During reading the students will read independently within the group. As students read, the teacher will monitor student decoding and comprehension. The teacher may ask students if something makes sense, encourage students to try something again, or prompt them to use a strategy. The teacher makes observational notes about the strategy use of individual readers and may also take a short running record of the child's reading. The students may read the whole text or a part of the text silently or softly for beginning readers (Fountas and Pinnell).
After reading following the reading, the teacher will again check students' comprehension by talking about the story with the children. The teacher returns to the text for teaching opportunities such as finding evidence or discussing problem solving. The teacher also uses this time to assess the sudents' understanding of what they have read. The group will also discuss reading strategies they used during the reading.
Saxon math, developed by John Saxon is a teaching method for incremental learning of mathematics. It involves teaching a new mathematical concept every day and constantly reviewing old concepts.

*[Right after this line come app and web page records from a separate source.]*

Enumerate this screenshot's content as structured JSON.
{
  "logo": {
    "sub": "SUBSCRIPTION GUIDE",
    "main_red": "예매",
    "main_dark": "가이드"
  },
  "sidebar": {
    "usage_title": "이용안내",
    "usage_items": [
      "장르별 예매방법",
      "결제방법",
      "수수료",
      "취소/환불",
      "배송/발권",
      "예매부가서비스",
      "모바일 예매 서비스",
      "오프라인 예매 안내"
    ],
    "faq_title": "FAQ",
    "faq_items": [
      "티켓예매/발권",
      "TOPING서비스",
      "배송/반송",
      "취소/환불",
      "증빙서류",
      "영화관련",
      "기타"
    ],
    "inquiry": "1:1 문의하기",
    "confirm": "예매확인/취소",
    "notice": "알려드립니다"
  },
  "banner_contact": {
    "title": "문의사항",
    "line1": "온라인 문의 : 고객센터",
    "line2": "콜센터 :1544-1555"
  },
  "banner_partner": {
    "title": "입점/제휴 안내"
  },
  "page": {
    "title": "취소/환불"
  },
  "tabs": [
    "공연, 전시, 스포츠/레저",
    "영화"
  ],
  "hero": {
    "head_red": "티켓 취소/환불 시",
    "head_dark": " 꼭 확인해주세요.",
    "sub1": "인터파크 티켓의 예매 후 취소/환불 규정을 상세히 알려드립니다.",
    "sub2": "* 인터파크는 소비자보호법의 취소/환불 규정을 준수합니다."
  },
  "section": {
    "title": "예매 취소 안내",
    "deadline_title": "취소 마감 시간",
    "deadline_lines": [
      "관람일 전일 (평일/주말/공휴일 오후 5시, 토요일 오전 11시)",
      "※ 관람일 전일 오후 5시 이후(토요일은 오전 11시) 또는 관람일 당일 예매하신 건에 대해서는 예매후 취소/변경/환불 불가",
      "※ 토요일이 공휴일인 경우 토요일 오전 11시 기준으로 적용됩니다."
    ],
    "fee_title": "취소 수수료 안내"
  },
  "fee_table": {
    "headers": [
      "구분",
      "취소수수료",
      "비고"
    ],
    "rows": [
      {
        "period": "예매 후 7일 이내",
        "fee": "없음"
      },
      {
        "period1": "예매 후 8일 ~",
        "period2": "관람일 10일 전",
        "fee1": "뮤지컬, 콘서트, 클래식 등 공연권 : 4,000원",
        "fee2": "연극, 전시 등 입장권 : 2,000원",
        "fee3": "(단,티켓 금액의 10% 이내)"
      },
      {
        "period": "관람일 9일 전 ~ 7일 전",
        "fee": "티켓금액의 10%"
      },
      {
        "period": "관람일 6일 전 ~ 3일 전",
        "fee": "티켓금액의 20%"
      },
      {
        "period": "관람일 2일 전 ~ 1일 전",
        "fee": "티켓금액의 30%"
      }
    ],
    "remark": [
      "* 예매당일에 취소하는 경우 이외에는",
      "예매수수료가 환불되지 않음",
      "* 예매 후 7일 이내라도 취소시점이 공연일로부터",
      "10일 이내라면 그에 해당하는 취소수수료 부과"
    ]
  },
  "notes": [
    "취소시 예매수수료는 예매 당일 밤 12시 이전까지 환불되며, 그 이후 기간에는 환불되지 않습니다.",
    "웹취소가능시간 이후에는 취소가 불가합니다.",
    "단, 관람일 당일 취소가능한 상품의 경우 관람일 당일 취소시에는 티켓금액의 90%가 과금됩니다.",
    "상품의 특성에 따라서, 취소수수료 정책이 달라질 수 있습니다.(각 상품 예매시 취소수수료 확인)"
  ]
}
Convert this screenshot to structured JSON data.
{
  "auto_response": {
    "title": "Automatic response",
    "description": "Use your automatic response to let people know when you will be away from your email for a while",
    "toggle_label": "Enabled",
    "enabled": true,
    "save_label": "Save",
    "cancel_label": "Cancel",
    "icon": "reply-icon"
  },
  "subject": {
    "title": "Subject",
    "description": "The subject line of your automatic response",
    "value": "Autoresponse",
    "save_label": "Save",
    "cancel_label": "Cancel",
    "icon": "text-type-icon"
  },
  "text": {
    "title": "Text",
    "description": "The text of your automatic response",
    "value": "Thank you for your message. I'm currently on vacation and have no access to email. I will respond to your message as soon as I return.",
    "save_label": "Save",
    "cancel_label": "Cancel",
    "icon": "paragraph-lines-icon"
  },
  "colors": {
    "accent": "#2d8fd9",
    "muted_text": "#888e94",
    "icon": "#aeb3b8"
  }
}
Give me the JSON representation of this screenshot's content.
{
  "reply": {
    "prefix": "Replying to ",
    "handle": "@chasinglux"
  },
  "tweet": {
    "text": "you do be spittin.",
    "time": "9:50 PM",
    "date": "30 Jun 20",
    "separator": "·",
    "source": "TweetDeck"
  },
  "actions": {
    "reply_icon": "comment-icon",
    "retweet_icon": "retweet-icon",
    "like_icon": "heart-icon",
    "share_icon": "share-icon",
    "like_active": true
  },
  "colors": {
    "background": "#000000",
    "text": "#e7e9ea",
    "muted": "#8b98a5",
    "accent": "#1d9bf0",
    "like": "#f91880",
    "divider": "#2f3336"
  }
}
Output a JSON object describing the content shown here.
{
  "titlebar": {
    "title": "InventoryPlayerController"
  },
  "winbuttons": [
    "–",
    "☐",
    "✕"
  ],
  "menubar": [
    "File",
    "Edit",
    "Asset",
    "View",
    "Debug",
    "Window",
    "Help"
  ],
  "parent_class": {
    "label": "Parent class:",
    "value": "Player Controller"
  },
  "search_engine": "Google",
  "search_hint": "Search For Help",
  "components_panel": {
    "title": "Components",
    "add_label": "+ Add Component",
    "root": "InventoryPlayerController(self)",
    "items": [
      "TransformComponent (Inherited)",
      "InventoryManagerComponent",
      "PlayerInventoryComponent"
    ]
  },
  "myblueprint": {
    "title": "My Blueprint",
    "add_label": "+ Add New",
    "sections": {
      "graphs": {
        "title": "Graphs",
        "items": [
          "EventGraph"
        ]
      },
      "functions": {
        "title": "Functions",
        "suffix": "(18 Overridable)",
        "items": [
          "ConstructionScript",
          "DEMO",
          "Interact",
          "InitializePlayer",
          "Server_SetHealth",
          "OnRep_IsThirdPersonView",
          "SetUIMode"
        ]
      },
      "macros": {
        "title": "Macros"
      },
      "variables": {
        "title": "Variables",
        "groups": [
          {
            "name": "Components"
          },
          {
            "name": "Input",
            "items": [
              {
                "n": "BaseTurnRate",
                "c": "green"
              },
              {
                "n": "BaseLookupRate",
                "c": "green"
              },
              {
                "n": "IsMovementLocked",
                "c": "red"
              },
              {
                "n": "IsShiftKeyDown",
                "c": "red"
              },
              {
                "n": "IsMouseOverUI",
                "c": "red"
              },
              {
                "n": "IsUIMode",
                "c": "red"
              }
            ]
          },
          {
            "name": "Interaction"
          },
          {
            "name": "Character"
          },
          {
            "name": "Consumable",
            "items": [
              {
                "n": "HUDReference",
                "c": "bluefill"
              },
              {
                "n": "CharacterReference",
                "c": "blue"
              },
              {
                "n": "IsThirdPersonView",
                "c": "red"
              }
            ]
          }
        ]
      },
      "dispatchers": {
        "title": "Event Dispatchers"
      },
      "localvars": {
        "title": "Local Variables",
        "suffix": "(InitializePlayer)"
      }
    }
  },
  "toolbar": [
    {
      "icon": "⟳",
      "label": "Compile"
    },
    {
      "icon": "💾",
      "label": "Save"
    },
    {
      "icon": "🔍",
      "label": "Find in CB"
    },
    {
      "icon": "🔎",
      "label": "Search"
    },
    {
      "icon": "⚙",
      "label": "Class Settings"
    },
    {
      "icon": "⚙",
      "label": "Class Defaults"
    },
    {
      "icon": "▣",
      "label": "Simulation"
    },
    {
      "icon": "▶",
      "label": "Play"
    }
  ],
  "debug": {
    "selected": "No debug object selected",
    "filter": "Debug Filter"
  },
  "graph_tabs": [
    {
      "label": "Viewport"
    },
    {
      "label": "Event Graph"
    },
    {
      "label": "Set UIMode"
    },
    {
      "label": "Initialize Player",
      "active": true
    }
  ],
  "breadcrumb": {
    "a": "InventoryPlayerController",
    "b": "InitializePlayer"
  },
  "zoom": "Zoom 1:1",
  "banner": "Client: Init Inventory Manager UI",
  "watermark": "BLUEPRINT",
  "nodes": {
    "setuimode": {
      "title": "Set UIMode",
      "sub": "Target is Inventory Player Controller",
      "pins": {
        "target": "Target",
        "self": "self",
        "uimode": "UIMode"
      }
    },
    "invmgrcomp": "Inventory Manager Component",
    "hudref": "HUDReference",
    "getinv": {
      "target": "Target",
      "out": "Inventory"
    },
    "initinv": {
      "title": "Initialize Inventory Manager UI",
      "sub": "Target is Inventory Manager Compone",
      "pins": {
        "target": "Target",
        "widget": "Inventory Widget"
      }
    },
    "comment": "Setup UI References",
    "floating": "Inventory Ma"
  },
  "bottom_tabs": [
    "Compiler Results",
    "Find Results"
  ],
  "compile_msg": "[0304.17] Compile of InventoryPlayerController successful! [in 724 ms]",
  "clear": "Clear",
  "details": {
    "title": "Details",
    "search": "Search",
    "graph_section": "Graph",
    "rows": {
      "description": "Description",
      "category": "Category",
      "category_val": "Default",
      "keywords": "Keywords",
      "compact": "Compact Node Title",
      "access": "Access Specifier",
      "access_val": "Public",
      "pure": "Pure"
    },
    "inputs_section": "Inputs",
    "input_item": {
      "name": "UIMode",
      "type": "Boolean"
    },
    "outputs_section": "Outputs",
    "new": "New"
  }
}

One of its strengths is the steady review of all previous material, which is especially important to students who struggle with retaining the math they previously learned.
In all books before Algebra 1 and 2 (the equivalent of a Pre-Algebra book), the book is designed for the student to complete assorted mental math problems, learn a new mathematical concept, practice problems relating to that lesson, and solve a varied number of problems which include what the students learned today and in select previous lessons—all for one day's class. This daily cycle is interrupted for tests and additional topics. In the Algebra 1 and 2 book and all higher books in the series, the mental math is dropped, and tests are given more frequently.
Social studies is the integrated study of the social sciences to prepare young people to become responsible citizens.
The purpose of social studies is to develop social understanding and civic efficacy (the readiness and willingness to assume citizenship responsibilities and to make informed and reasoned decisions for the public good as citizens of a democratic society.)
The social studies curriculum builds four capacities in young people: disciplinary knowledge, thinking skills, commitment to democratic values, and citizen participation.
The Full Option Science System™ is developed at the Lawrence Hall of Science, University of California at Berkeley. The Hall provides public access to scientific ideas and interactive science experiences, and supports the design and development of new methods and materials for teaching and learning science.
FOSS® emerged from a philosophy of learning that was introduced in the 1960s by the late Robert Karplus, physicist and science educator. The most important principle of that philosophy is that students should learn science by doing science. When presented to students in a thoughtful and engaging manner, the study of science is an exciting and interesting experience. A great deal of knowledge about science education has been generated since the pioneering days of the 1960s. We better understand how to set up efficient learning systems that engage students in science and engineering practices, organize productive collaboration, integrate reading and writing effectively, and monitor student progress accurately.